- Garcia, J., and Ervin, F. R. (1968). Gustatory-visceral and telereceptor-cutaneous conditioning-Adaptation in internal and external milieus. Commun. Behav. Biol. Part A, 1, 389–415.Google Scholar
- Hamburg, M. D. (1971). Hypothalamic unit activity and eating behavior. Am. J. Physiol. 220, 980–985.Google Scholar
- Ito, M. (1972). Excitability of medial forebrain bundle neurons during self-stimulating behavior. J. Neurophysiol. 35, 652–664.Google Scholar
- Iversen, L. L. (1967). The Uptake and Storage of Noradrenaline in Sympathetic Nerves, Cambridge, England: The University Press.Google Scholar
- Jouvet, M. (1974). Monoaminergic regulation of the sleep-waking cycle in the cat. In:The Neurosciences, Third Study Program, F. O. Schmitt and F. G. Worden (Eds.). MIT Press, Cambridge, Mass., pp. 49–508.Google Scholar
- Kerr, F. W., Triplett, J. N., and Beeler, G. W. (1974). Reciprocal (push-pull) effects of morphine on single units in the ventromedian and lateral hypothalamus and influences on other nuclei; with a comment on methadone effects during withdrawal from morphine. Brain Res. 74, 81–103.CrossRefGoogle Scholar
- Klüver, H., and Bucy, P. C. (1937). Psychic blindness and other symptoms following bilateral temporal lobectomy in rhesus monkey. Am. J. Physiol. 119, 352–353.Google Scholar
- Linseman, M. A., and Olds, J. (1973). Activity changes in rat hypothalamus, preoptic area and striatum associated with Pavlovian conditioning. J. Neurophysiol. 36, 1038–1050.Google Scholar
- Olds, J. (1958). Discussion. In CIBA Foundation Symposium on the Neurological Basis of Behaviour. G. E. W. Wolstenholme and C. M. O’Connor (Eds.). London: Churchill, p. 89.Google Scholar
- Olds, J. (1962). Hypothalamic substrates of reward. Physiol Rev. 42, 554–604.Google Scholar
- Olds, M. E., and Olds, J. (1962). Approach-escape interactions in rat brain. Am. J. Physiol. 203, 803–810.Google Scholar
- Phillis, J. W. (1970). The Pharmacology of Synapses. New York: Pergamon Press.Google Scholar
- Roberts, W. W. (1958). Both rewarding and punishing effects from stimulation of posterior hypothalamus of cat with same electrode at same intensity. J. Comp. Phychol. 51, 400–407.Google Scholar
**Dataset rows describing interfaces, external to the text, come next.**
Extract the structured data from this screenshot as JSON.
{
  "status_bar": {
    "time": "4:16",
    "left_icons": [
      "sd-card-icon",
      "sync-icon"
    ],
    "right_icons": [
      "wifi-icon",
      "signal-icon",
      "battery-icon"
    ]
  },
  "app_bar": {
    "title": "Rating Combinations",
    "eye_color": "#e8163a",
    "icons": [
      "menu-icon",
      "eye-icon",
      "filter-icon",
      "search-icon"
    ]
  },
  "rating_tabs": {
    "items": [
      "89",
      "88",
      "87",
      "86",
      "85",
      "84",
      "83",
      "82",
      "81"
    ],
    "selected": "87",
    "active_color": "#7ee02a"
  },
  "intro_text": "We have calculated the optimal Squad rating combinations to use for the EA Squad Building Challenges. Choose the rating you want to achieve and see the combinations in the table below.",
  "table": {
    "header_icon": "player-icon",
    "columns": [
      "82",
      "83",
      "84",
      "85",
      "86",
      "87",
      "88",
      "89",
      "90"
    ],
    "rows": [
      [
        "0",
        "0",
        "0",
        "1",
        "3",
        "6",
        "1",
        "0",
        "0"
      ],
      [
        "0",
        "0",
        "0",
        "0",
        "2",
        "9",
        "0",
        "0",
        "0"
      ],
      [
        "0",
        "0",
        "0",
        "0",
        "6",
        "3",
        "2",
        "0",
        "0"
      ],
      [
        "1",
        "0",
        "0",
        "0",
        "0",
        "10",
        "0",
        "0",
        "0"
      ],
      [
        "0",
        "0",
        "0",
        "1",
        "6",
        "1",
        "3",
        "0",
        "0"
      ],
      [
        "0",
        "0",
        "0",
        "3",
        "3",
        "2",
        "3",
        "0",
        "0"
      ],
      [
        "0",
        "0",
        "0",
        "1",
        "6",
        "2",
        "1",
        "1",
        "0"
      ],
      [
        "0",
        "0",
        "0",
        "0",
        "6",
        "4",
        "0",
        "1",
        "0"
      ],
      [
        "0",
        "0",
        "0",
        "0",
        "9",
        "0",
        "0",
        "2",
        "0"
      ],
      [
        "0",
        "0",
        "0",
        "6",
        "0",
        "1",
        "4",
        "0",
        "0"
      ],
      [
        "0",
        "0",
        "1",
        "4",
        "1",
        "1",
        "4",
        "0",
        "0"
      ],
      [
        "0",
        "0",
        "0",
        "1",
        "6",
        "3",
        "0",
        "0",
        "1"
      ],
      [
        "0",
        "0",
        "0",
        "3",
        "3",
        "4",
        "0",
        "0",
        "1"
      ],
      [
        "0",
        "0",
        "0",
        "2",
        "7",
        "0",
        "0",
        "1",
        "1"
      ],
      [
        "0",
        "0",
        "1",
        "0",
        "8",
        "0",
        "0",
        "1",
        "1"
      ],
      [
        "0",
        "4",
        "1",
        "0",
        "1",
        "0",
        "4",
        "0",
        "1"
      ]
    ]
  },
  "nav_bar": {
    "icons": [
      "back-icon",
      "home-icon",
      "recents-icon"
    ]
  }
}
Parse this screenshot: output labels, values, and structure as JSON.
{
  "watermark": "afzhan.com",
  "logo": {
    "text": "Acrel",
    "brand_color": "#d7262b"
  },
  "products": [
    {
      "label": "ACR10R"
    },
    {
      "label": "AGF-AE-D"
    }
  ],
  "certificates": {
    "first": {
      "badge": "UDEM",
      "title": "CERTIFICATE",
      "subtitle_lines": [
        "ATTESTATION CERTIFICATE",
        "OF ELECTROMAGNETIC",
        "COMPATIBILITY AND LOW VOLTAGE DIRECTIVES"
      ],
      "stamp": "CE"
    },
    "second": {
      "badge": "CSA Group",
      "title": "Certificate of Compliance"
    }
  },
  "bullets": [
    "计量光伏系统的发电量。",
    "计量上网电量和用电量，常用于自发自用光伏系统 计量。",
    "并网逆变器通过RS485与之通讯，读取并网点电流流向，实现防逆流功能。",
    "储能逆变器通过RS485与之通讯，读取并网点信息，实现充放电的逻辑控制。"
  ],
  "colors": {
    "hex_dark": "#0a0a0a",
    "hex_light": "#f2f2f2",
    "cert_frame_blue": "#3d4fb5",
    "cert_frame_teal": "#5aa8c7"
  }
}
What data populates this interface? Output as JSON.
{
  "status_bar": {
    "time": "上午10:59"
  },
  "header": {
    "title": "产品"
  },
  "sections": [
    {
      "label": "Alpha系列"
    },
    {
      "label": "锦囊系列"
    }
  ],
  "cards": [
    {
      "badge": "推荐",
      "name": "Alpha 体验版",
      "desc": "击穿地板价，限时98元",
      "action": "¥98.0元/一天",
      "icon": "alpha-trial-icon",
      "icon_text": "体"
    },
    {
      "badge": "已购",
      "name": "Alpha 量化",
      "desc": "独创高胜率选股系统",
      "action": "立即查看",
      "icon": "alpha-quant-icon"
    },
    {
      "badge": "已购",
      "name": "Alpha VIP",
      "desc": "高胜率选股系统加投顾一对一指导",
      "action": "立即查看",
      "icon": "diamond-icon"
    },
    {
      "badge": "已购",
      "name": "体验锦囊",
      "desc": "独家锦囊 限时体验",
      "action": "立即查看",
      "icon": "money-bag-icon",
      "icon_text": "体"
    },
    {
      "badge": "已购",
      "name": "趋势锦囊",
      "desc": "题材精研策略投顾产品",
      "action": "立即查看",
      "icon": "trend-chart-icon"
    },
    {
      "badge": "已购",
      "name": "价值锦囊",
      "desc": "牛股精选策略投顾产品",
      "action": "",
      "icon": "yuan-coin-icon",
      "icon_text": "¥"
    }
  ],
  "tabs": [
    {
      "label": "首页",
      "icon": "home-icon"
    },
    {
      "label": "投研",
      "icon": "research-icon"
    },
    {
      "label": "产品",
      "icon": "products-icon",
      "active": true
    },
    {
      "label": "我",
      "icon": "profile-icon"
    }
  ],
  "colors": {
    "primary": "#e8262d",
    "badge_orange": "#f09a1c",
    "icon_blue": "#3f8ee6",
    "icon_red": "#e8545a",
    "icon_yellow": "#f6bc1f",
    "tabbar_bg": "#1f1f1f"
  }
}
- Ungerstedt, U. (1971a). Stereotaxic mapping of the monoamine pathways in the rat brain. Acta Physiol Scand. (Suppl. 367), 1–4Google Scholar
- Villabianca, J. (1974). Presentation of films of kittens and cats with bilateral ablations of the caudate nuclei. Conference on Brain Mechanisms in Mental Retardation. Oxnard, California, Jan. 13-16. (Sponsored jointly by MRRC of UCLA and NICHHD, Washington, D. C.).Google Scholar
- Wise, C. D., Berger, B. D., and Stein, L. (1973). Evidence of alpha-noradrenergic reward receptors and serotonergic punishment receptors in the rat brain. Biol Psychiatry 6, 3–21.Google Scholar